Directions
Return all of the data exactly, omitting any images.
• • •
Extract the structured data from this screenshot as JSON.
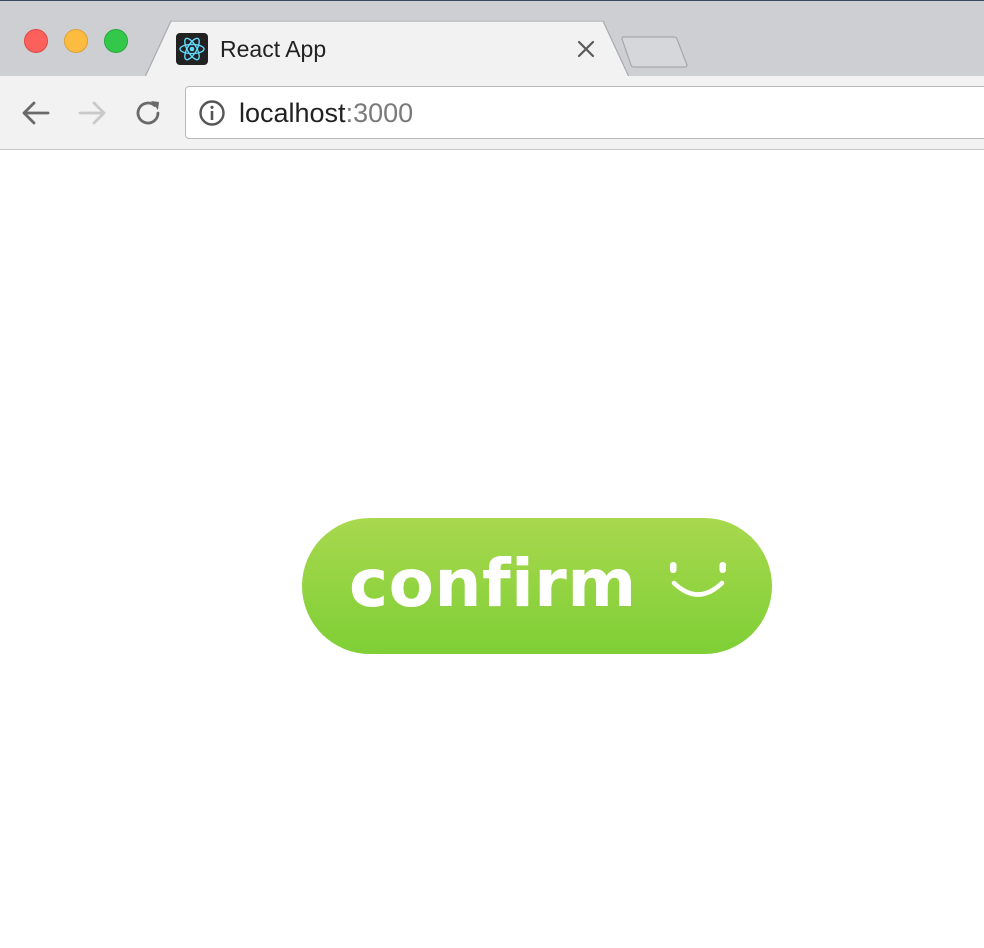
{
  "browser": {
    "tab": {
      "title": "React App",
      "favicon": "react-logo-icon",
      "close_icon": "close-icon"
    },
    "new_tab_icon": "new-tab-icon",
    "toolbar": {
      "back_icon": "back-arrow-icon",
      "forward_icon": "forward-arrow-icon",
      "reload_icon": "reload-icon",
      "info_icon": "info-icon",
      "address": {
        "host": "localhost",
        "port": ":3000"
      }
    },
    "colors": {
      "close": "#fc605c",
      "minimize": "#fdbc40",
      "maximize": "#34c84a"
    }
  },
  "page": {
    "confirm_button": {
      "label": "confirm",
      "icon": "smile-icon",
      "gradient_top": "#a8d84e",
      "gradient_bottom": "#7fcf36"
    }
  }
}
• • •
Result of this exercise
Extract the structured data from this screenshot as JSON.
{
  "browser": {
    "tab": {
      "title": "React App",
      "favicon": "react-logo-icon",
      "close_icon": "close-icon"
    },
    "new_tab_icon": "new-tab-icon",
    "toolbar": {
      "back_icon": "back-arrow-icon",
      "forward_icon": "forward-arrow-icon",
      "reload_icon": "reload-icon",
      "info_icon": "info-icon",
      "address": {
        "host": "localhost",
        "port": ":3000"
      }
    },
    "colors": {
      "close": "#fc605c",
      "minimize": "#fdbc40",
      "maximize": "#34c84a"
    }
  },
  "page": {
    "confirm_button": {
      "label": "confirm",
      "icon": "smile-icon",
      "gradient_top": "#a8d84e",
      "gradient_bottom": "#7fcf36"
    }
  }
}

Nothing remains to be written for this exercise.